### [Problem description]
Look through the data below, and copy each line that carries the word "vaniumea".

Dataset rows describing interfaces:
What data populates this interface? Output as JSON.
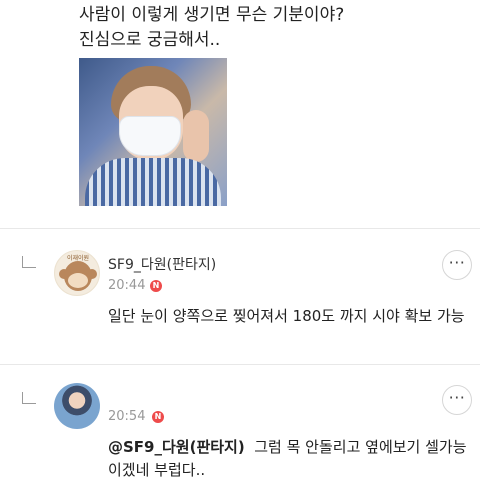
{
  "post": {
    "line1": "사람이 이렇게 생기면 무슨 기분이야?",
    "line2": "진심으로 궁금해서.."
  },
  "comments": [
    {
      "username": "SF9_다원(판타지)",
      "time": "20:44",
      "new_badge": "N",
      "avatar_label": "이재이원",
      "text": "일단 눈이 양쪽으로 찢어져서 180도 까지 시야 확보 가능",
      "more_label": "···"
    },
    {
      "time": "20:54",
      "new_badge": "N",
      "mention": "@SF9_다원(판타지)",
      "text": "그럼 목 안돌리고 옆에보기 셀가능이겠네 부럽다..",
      "more_label": "···"
    }
  ],
  "colors": {
    "badge": "#ee4b4b",
    "divider": "#e8e8e8"
  },
  "icons": {
    "reply": "reply-arrow-icon",
    "more": "more-dots-icon",
    "new": "new-badge-icon"
  }
}
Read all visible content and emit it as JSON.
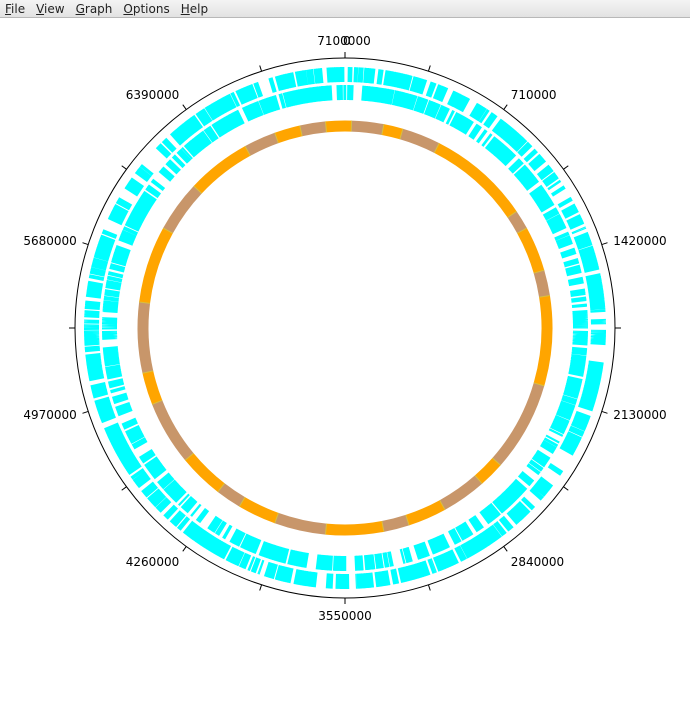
{
  "menubar": {
    "items": [
      {
        "label": "File",
        "accel": "F",
        "rest": "ile"
      },
      {
        "label": "View",
        "accel": "V",
        "rest": "iew"
      },
      {
        "label": "Graph",
        "accel": "G",
        "rest": "raph"
      },
      {
        "label": "Options",
        "accel": "O",
        "rest": "ptions"
      },
      {
        "label": "Help",
        "accel": "H",
        "rest": "elp"
      }
    ]
  },
  "genome_map": {
    "genome_length": 7100000,
    "tick_labels": [
      {
        "position": 0,
        "text": "0"
      },
      {
        "position": 7100000,
        "text": "7100000"
      },
      {
        "position": 710000,
        "text": "710000"
      },
      {
        "position": 1420000,
        "text": "1420000"
      },
      {
        "position": 2130000,
        "text": "2130000"
      },
      {
        "position": 2840000,
        "text": "2840000"
      },
      {
        "position": 3550000,
        "text": "3550000"
      },
      {
        "position": 4260000,
        "text": "4260000"
      },
      {
        "position": 4970000,
        "text": "4970000"
      },
      {
        "position": 5680000,
        "text": "5680000"
      },
      {
        "position": 6390000,
        "text": "6390000"
      }
    ],
    "minor_tick_count": 20,
    "colors": {
      "frame": "#000000",
      "feature_track": "#00ffff",
      "gc_high": "#ffa500",
      "gc_low": "#c8966a",
      "gc_boundary": "#d8c040"
    },
    "gc_band_boundaries": [
      0.0,
      0.005,
      0.03,
      0.045,
      0.075,
      0.155,
      0.17,
      0.205,
      0.225,
      0.295,
      0.365,
      0.385,
      0.42,
      0.45,
      0.47,
      0.515,
      0.555,
      0.585,
      0.605,
      0.64,
      0.69,
      0.715,
      0.77,
      0.83,
      0.87,
      0.92,
      0.945,
      0.965,
      0.985,
      1.0
    ]
  }
}
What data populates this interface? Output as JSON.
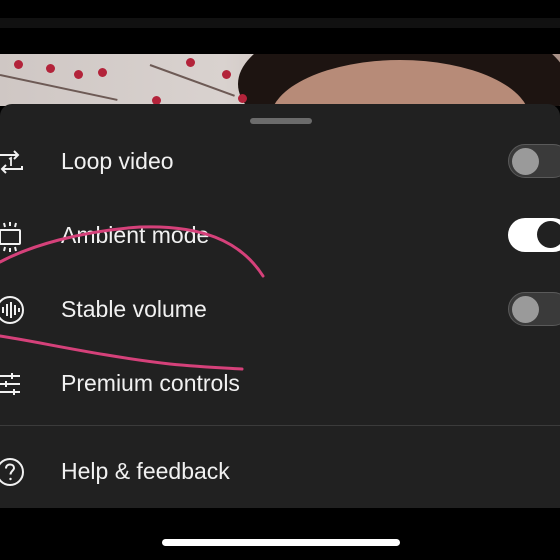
{
  "menu": {
    "items": [
      {
        "label": "Loop video",
        "icon": "loop-icon",
        "toggle": "off"
      },
      {
        "label": "Ambient mode",
        "icon": "ambient-mode-icon",
        "toggle": "on"
      },
      {
        "label": "Stable volume",
        "icon": "stable-volume-icon",
        "toggle": "off"
      },
      {
        "label": "Premium controls",
        "icon": "sliders-icon"
      }
    ],
    "help": {
      "label": "Help & feedback",
      "icon": "help-icon"
    }
  },
  "annotation_color": "#d5417a",
  "colors": {
    "sheet_bg": "#212121",
    "toggle_on": "#ffffff",
    "toggle_off": "#3a3a3a"
  }
}
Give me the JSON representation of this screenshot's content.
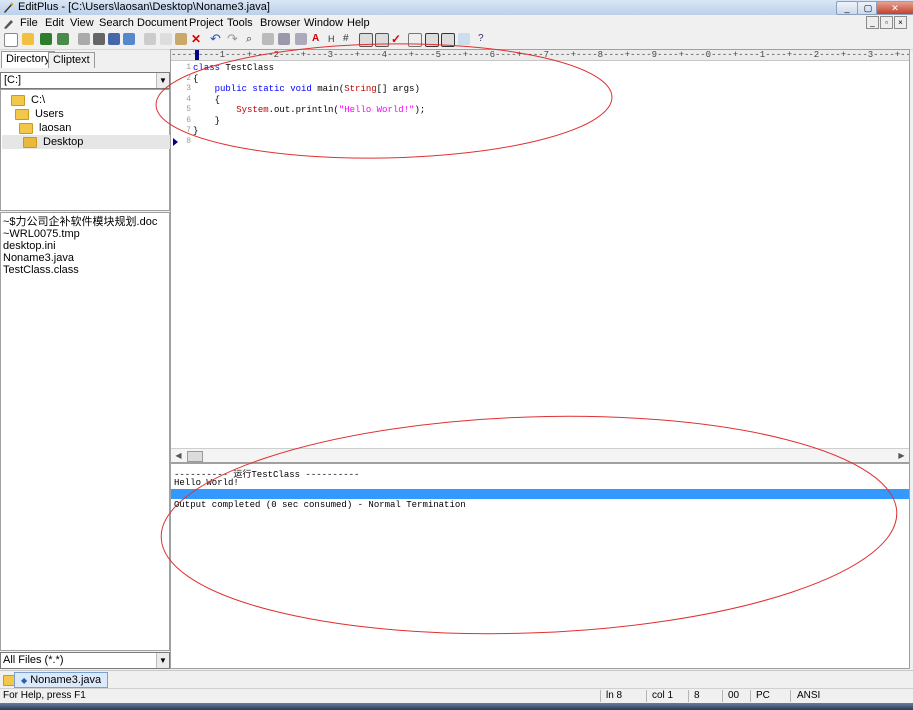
{
  "window": {
    "title": "EditPlus - [C:\\Users\\laosan\\Desktop\\Noname3.java]"
  },
  "menu": [
    "File",
    "Edit",
    "View",
    "Search",
    "Document",
    "Project",
    "Tools",
    "Browser",
    "Window",
    "Help"
  ],
  "panel": {
    "tabs": [
      "Directory",
      "Cliptext"
    ],
    "drive": "[C:]",
    "tree": [
      "C:\\",
      "Users",
      "laosan",
      "Desktop"
    ],
    "files": [
      "~$力公司企补软件模块规划.doc",
      "~WRL0075.tmp",
      "desktop.ini",
      "Noname3.java",
      "TestClass.class"
    ],
    "filter": "All Files (*.*)"
  },
  "editor": {
    "ruler": "----+----1----+----2----+----3----+----4----+----5----+----6----+----7----+----8----+----9----+----0----+----1----+----2----+----3----+----4-",
    "lines": [
      {
        "n": "1",
        "indent": "",
        "parts": [
          {
            "t": "class",
            "c": "kw"
          },
          {
            "t": " TestClass",
            "c": ""
          }
        ]
      },
      {
        "n": "2",
        "indent": "",
        "parts": [
          {
            "t": "{",
            "c": ""
          }
        ]
      },
      {
        "n": "3",
        "indent": "    ",
        "parts": [
          {
            "t": "public",
            "c": "kw"
          },
          {
            "t": " ",
            "c": ""
          },
          {
            "t": "static",
            "c": "kw"
          },
          {
            "t": " ",
            "c": ""
          },
          {
            "t": "void",
            "c": "kw"
          },
          {
            "t": " main(",
            "c": ""
          },
          {
            "t": "String",
            "c": "ty"
          },
          {
            "t": "[] args)",
            "c": ""
          }
        ]
      },
      {
        "n": "4",
        "indent": "    ",
        "parts": [
          {
            "t": "{",
            "c": ""
          }
        ]
      },
      {
        "n": "5",
        "indent": "        ",
        "parts": [
          {
            "t": "System",
            "c": "cls"
          },
          {
            "t": ".out.println(",
            "c": ""
          },
          {
            "t": "\"Hello World!\"",
            "c": "str"
          },
          {
            "t": ");",
            "c": ""
          }
        ]
      },
      {
        "n": "6",
        "indent": "    ",
        "parts": [
          {
            "t": "}",
            "c": ""
          }
        ]
      },
      {
        "n": "7",
        "indent": "",
        "parts": [
          {
            "t": "}",
            "c": ""
          }
        ]
      },
      {
        "n": "8",
        "indent": "",
        "parts": []
      }
    ]
  },
  "output": {
    "lines": [
      "---------- 运行TestClass ----------",
      "Hello World!",
      "",
      "Output completed (0 sec consumed) - Normal Termination"
    ]
  },
  "doctab": "Noname3.java",
  "status": {
    "help": "For Help, press F1",
    "ln": "ln 8",
    "col": "col 1",
    "n": "8",
    "code": "00",
    "mode": "PC",
    "enc": "ANSI"
  },
  "colors": {
    "annotation": "#e03030",
    "selection": "#3399ff",
    "keyword": "#0000ff",
    "string": "#ff00ff"
  }
}
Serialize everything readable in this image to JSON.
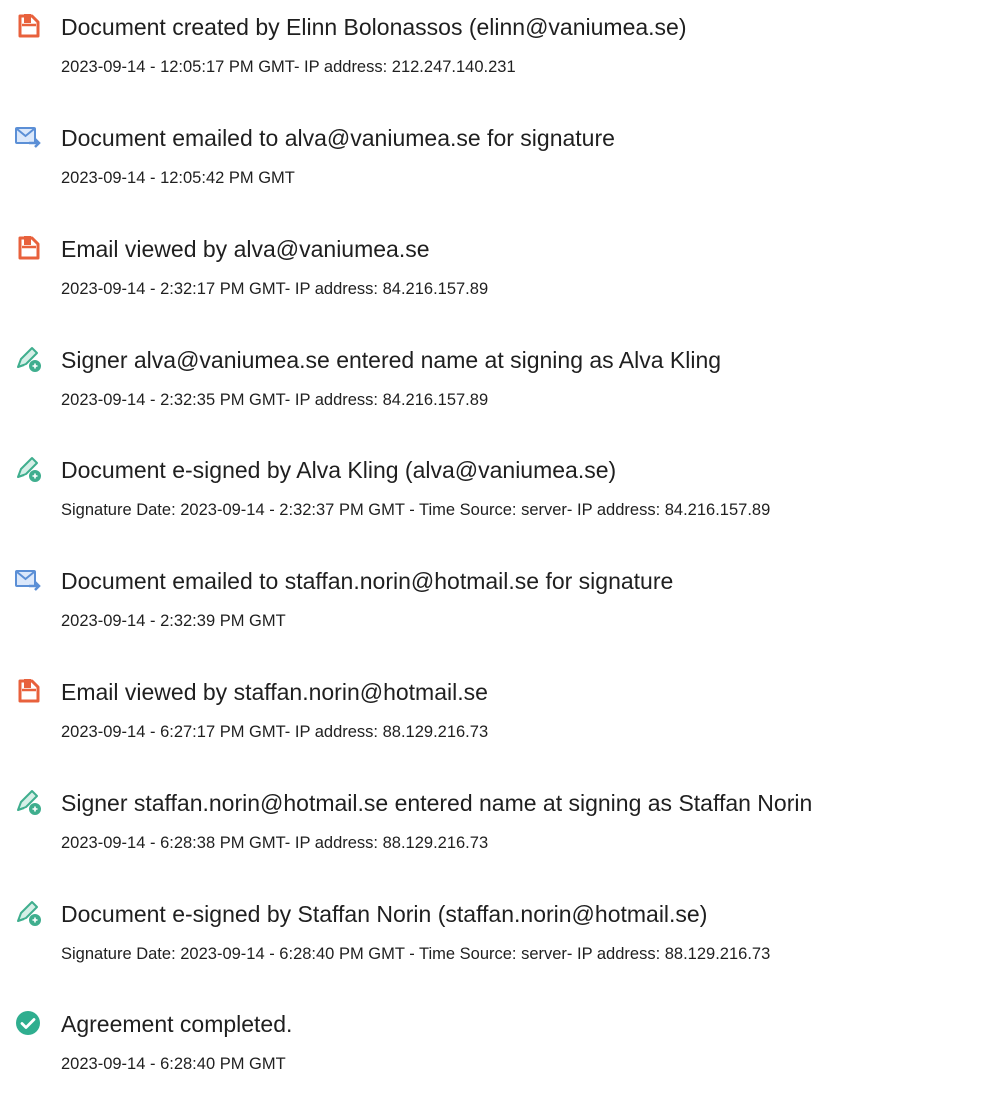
{
  "events": [
    {
      "icon": "document-icon",
      "title": "Document created by Elinn Bolonassos (elinn@vaniumea.se)",
      "detail": "2023-09-14 - 12:05:17 PM GMT- IP address: 212.247.140.231"
    },
    {
      "icon": "email-send-icon",
      "title": "Document emailed to alva@vaniumea.se for signature",
      "detail": "2023-09-14 - 12:05:42 PM GMT"
    },
    {
      "icon": "document-icon",
      "title": "Email viewed by alva@vaniumea.se",
      "detail": "2023-09-14 - 2:32:17 PM GMT- IP address: 84.216.157.89"
    },
    {
      "icon": "signature-pen-icon",
      "title": "Signer alva@vaniumea.se entered name at signing as Alva Kling",
      "detail": "2023-09-14 - 2:32:35 PM GMT- IP address: 84.216.157.89"
    },
    {
      "icon": "signature-pen-icon",
      "title": "Document e-signed by Alva Kling (alva@vaniumea.se)",
      "detail": "Signature Date: 2023-09-14 - 2:32:37 PM GMT - Time Source: server- IP address: 84.216.157.89"
    },
    {
      "icon": "email-send-icon",
      "title": "Document emailed to staffan.norin@hotmail.se for signature",
      "detail": "2023-09-14 - 2:32:39 PM GMT"
    },
    {
      "icon": "document-icon",
      "title": "Email viewed by staffan.norin@hotmail.se",
      "detail": "2023-09-14 - 6:27:17 PM GMT- IP address: 88.129.216.73"
    },
    {
      "icon": "signature-pen-icon",
      "title": "Signer staffan.norin@hotmail.se entered name at signing as Staffan Norin",
      "detail": "2023-09-14 - 6:28:38 PM GMT- IP address: 88.129.216.73"
    },
    {
      "icon": "signature-pen-icon",
      "title": "Document e-signed by Staffan Norin (staffan.norin@hotmail.se)",
      "detail": "Signature Date: 2023-09-14 - 6:28:40 PM GMT - Time Source: server- IP address: 88.129.216.73"
    },
    {
      "icon": "checkmark-circle-icon",
      "title": "Agreement completed.",
      "detail": "2023-09-14 - 6:28:40 PM GMT"
    }
  ],
  "colors": {
    "document_icon": "#e8613c",
    "email_icon": "#5b8fd6",
    "signature_icon": "#3fae8e",
    "check_icon": "#2fae8f",
    "text": "#1f1f1f"
  }
}
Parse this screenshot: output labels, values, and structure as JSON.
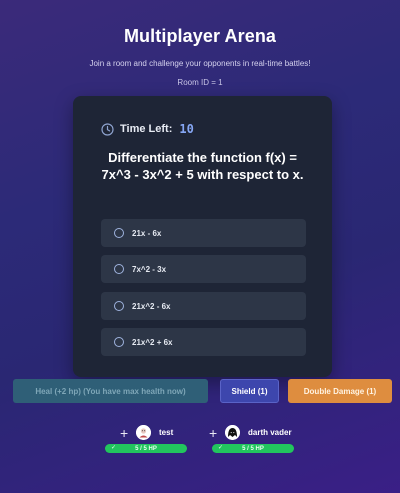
{
  "header": {
    "title": "Multiplayer Arena",
    "subtitle": "Join a room and challenge your opponents in real-time battles!",
    "room_id": "Room ID = 1"
  },
  "quiz": {
    "timer_label": "Time Left:",
    "timer_value": "10",
    "question": "Differentiate the function f(x) = 7x^3 - 3x^2 + 5 with respect to x.",
    "options": [
      {
        "label": "21x - 6x"
      },
      {
        "label": "7x^2 - 3x"
      },
      {
        "label": "21x^2 - 6x"
      },
      {
        "label": "21x^2 + 6x"
      }
    ]
  },
  "abilities": {
    "heal_label": "Heal (+2 hp) (You have max health now)",
    "shield_label": "Shield (1)",
    "double_damage_label": "Double Damage (1)"
  },
  "players": [
    {
      "name": "test",
      "hp_text": "5 / 5 HP",
      "hp_fraction": 1.0,
      "avatar_icon": "avatar-icon"
    },
    {
      "name": "darth vader",
      "hp_text": "5 / 5 HP",
      "hp_fraction": 1.0,
      "avatar_icon": "darth-vader-avatar-icon"
    }
  ],
  "colors": {
    "background": "#2c2a78",
    "card": "#1e2536",
    "option": "#2d3647",
    "timer_value": "#86a7f5",
    "heal_button": "#2f5f77",
    "shield_button": "#3d46ad",
    "double_damage_button": "#de8d3f",
    "hp_bar": "#22c55e"
  }
}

### [Your solution]
      "title": "Document created by Elinn Bolonassos (elinn@vaniumea.se)",
      "title": "Document emailed to alva@vaniumea.se for signature",
      "title": "Email viewed by alva@vaniumea.se",
      "title": "Signer alva@vaniumea.se entered name at signing as Alva Kling",
      "title": "Document e-signed by Alva Kling (alva@vaniumea.se)",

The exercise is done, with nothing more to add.